AIB wrote off more than €1m in debts for 83 customers

Bank tells Oireachtas finance committee €534m in debt was forgiven for 1,900 customers who had more than 90% of their debts written off since 2015

Just more than 80 customers each secured debt writedowns of more than €1 million from AIB in private deals agreed since 2015, the bank has disclosed to the Oireachtas finance committee.

The majority State-owned bank told the committee in written replies to questions asked but not answered at a committee hearing on March 2nd that 83 customers out of about 1,900 where more than 90 per cent their debts were written off had more than €1 million in debts forgiven.

AIB revealed in the follow-up letter to the committee that the overall value of debt written down across the 1,900 customers was €533.8 million – an average of €275,000 per customer.

These were debt write-offs agreed outside the formal bankruptcy and personal insolvency processes and made up 1 per cent of 150,000 AIB customers who had their debts restructured.


The bank had previously only disclosed the 1,900 figure to the committee in response to questions raised in the wake of the controversy around a significant debt write-off agreement reached privately between AIB and the former Kilkenny hurling star DJ Carey.

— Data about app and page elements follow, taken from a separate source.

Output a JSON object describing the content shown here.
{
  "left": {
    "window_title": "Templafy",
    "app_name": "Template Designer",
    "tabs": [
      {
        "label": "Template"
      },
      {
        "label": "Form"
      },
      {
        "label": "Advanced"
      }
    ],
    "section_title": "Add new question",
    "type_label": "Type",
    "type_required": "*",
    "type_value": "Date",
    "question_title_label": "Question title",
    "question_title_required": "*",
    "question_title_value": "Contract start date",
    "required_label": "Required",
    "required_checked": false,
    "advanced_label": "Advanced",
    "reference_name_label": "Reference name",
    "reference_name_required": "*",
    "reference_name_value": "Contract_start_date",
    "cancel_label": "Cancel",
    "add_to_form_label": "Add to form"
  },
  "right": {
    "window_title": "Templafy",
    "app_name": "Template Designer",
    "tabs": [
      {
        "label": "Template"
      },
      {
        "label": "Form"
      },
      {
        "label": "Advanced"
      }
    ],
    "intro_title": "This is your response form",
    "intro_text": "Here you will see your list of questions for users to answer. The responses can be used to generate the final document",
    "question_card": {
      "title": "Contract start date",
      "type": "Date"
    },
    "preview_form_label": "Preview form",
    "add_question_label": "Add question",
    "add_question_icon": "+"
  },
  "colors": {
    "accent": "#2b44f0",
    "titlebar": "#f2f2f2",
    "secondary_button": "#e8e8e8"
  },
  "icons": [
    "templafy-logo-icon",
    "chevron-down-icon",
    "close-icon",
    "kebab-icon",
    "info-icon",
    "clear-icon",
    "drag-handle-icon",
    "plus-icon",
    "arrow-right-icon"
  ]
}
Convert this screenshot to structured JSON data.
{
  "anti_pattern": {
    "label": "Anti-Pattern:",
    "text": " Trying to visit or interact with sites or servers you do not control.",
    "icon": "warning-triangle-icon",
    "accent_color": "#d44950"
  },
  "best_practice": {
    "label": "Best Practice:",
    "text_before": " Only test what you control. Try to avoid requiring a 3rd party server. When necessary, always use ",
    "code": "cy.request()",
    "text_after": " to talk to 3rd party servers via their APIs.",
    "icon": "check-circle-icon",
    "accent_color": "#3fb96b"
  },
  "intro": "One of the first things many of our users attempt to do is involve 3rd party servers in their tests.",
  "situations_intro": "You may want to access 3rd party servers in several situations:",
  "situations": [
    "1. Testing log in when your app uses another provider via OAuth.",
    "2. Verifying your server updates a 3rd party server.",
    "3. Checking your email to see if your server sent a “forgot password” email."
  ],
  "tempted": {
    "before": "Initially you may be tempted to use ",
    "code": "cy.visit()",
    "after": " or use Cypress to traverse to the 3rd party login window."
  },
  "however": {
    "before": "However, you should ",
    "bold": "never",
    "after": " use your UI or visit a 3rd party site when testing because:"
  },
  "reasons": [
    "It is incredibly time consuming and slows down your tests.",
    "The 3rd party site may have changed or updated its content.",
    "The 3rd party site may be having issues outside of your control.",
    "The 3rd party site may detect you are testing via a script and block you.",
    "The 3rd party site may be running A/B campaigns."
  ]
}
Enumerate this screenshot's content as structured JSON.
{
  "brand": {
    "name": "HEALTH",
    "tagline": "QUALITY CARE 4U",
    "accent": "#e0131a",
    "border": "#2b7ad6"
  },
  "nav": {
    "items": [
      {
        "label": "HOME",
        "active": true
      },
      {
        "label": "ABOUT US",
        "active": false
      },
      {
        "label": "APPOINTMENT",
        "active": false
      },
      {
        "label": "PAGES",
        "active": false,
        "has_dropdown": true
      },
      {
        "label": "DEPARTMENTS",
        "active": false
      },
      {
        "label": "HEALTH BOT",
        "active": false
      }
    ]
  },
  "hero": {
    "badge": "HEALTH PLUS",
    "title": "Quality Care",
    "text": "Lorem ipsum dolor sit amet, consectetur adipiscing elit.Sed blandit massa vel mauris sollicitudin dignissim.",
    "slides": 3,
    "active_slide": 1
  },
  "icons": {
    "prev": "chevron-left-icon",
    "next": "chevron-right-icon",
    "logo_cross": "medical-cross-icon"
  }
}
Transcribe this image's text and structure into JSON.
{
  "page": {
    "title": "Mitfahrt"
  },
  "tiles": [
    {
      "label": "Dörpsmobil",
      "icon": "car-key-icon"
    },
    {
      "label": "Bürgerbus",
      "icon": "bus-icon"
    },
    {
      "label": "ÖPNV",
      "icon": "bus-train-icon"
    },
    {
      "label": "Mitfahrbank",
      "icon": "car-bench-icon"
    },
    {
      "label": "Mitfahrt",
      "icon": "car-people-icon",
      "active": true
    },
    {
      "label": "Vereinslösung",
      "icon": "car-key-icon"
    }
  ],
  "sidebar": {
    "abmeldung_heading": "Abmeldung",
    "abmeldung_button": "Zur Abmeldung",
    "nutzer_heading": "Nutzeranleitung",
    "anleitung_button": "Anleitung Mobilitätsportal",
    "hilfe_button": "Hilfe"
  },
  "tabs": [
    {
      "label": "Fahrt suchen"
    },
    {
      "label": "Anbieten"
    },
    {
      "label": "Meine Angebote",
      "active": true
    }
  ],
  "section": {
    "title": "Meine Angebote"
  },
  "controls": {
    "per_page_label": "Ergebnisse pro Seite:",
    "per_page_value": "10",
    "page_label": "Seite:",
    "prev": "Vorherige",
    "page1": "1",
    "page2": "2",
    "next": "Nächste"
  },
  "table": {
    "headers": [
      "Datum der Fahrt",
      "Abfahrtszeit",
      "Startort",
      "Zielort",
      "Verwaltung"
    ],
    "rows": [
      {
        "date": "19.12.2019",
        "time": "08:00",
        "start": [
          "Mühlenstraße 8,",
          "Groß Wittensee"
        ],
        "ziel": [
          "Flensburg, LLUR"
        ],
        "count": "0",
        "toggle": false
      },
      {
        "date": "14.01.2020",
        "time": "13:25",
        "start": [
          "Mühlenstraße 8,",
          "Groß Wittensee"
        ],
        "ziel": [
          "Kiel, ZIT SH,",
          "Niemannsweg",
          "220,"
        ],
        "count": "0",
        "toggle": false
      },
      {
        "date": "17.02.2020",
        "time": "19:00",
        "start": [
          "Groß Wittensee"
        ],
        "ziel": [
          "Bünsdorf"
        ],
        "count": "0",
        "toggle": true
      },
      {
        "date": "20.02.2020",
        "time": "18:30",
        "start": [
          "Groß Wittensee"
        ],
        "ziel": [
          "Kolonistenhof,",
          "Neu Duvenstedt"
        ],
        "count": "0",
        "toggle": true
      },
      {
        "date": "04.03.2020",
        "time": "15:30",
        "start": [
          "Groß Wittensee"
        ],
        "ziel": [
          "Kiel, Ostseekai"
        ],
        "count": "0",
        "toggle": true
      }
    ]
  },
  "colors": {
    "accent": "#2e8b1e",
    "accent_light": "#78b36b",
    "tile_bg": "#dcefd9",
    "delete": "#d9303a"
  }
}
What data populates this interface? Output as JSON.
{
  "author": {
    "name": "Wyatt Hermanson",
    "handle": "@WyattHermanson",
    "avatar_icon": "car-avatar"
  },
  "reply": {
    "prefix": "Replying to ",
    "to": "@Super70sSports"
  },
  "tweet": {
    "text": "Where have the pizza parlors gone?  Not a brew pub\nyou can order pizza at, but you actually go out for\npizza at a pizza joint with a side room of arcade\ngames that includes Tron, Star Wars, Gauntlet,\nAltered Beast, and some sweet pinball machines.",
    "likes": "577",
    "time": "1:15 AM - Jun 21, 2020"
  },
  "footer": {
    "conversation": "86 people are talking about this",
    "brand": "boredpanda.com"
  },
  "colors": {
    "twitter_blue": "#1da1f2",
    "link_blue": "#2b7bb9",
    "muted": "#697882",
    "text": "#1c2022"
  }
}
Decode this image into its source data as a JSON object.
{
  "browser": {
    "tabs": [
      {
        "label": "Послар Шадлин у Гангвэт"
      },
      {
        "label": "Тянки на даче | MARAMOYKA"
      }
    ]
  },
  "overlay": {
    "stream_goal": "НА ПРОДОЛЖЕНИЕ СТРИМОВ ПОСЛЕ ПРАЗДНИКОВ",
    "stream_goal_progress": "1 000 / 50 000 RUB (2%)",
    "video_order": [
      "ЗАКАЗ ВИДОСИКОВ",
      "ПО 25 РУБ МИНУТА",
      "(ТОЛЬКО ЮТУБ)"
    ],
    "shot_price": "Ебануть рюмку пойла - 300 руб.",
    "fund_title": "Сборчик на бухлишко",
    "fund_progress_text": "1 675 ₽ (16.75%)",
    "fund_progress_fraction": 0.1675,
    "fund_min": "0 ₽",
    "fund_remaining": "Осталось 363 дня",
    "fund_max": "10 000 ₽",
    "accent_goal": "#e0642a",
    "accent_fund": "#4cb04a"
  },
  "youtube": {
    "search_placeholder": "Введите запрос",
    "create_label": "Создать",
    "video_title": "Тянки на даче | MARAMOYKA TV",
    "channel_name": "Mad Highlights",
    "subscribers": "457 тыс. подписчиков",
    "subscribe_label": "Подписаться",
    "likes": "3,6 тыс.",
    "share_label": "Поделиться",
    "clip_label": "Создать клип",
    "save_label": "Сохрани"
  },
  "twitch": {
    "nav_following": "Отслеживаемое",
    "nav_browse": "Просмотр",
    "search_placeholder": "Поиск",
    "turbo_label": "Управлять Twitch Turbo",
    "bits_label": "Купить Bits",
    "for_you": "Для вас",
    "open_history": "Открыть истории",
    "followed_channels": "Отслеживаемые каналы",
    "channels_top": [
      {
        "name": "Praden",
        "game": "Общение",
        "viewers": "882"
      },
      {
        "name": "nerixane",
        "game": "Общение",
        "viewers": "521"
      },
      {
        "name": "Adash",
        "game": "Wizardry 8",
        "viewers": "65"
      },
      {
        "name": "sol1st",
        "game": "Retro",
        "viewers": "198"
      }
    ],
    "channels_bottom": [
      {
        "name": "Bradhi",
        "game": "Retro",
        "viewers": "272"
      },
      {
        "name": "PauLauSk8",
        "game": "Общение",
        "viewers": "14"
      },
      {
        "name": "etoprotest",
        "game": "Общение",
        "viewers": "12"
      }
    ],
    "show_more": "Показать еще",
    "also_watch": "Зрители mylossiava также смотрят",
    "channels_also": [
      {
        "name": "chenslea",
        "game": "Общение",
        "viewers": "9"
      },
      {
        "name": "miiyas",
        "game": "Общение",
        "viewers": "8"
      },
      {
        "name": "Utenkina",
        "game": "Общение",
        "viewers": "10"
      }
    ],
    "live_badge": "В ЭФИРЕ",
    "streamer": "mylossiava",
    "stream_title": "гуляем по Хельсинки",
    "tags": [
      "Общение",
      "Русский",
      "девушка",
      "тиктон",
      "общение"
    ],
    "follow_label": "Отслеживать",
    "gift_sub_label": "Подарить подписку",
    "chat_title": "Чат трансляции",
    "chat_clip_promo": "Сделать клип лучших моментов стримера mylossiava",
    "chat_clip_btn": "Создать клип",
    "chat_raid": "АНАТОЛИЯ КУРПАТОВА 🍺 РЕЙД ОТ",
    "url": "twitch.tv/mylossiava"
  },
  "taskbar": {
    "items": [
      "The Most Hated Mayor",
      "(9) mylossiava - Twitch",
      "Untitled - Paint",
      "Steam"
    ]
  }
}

Aontú leader Peadar Tóibín TD, a member of the finance committee, said that the 83 customers who each had more than €1 million in debt written off were “very unique and significant outliers” accounting for 0.0005 per cent of the 150,000 AIB customers who had their debts rearranged.

“The question that has to be asked is what makes them unique? With a half a billion euro cost, it is important there is transparency in relation to this. This is a bank that is majority State-owned and had public interest directors,” said Mr Tóibín.

In the letter sent to the committee yesterday, the bank said that of the 1,936 customers who received writedowns since 2015, 1,359 were small- and medium-sized enterprises (SMEs), or 70 per cent of the total, and 577 were mortgage customers, making up the remaining 30 per cent.

AIB told the committee at the March 2nd hearing that the bank had written down a total of €3.5 billion between 2015 and 2022.

The bank made no comment at the hearing about Mr Carey’s debts.

The former hurler had about €7.5 million in debt written off a €9.5 million judgment secured by the bank – a writedown of about 80 per cent – after it sold properties securing the bank’s loans at the five-star golf resorts of Mount Juliet in Co Kilkenny and the K Club in Co Kildare.

In its letter to the committee, AIB also provided more details about the 150,000 AIB customers who had debts restructured returning them to a sustainable financial position.

Almost 67,000 customers, 45 per cent of the total, had mortgages restructured and a further 50,000, some 34 per cent, had personal loans restructured. The remainder was made up of SMEs.

Among the mortgage solutions, arrears capitalisation – where some or all outstanding mortgage arrears are added to the remaining balance of the mortgage – was the most common: almost 20,000 home mortgages and 5,600 buy-to-let mortgages were restructured in this way.

The second most-common fix agreed with a customer was moving to an interest-only arrangement to reduce monthly repayments; this was applied to 8,800 home mortgages and almost 5,000 buy-to-let landlord mortgages, according to AIB’s letter to the committee.

A term extension was applied to 3,725 home mortgages and 1,397 buy-to-let mortgages.

AIB said in its letter: “Whilst the information is very sensitive, we trust this provides the committee with further assurance as to our fair and consistent approach to debt write-off.”

The bank’s managing director of retail banking, Jim O’Keeffe, told the committee at the March 2nd hearing that there were “no special deals for special individuals coming to AIB”.

AIB told the committee that any partial or full write-off of debts are agreed based on what the customer can afford and can take place after legal action is taken and secured assets are sold.

Simon Carswell

Simon Carswell

Simon Carswell is The Irish Times’s Public Affairs Editor and former Washington correspondent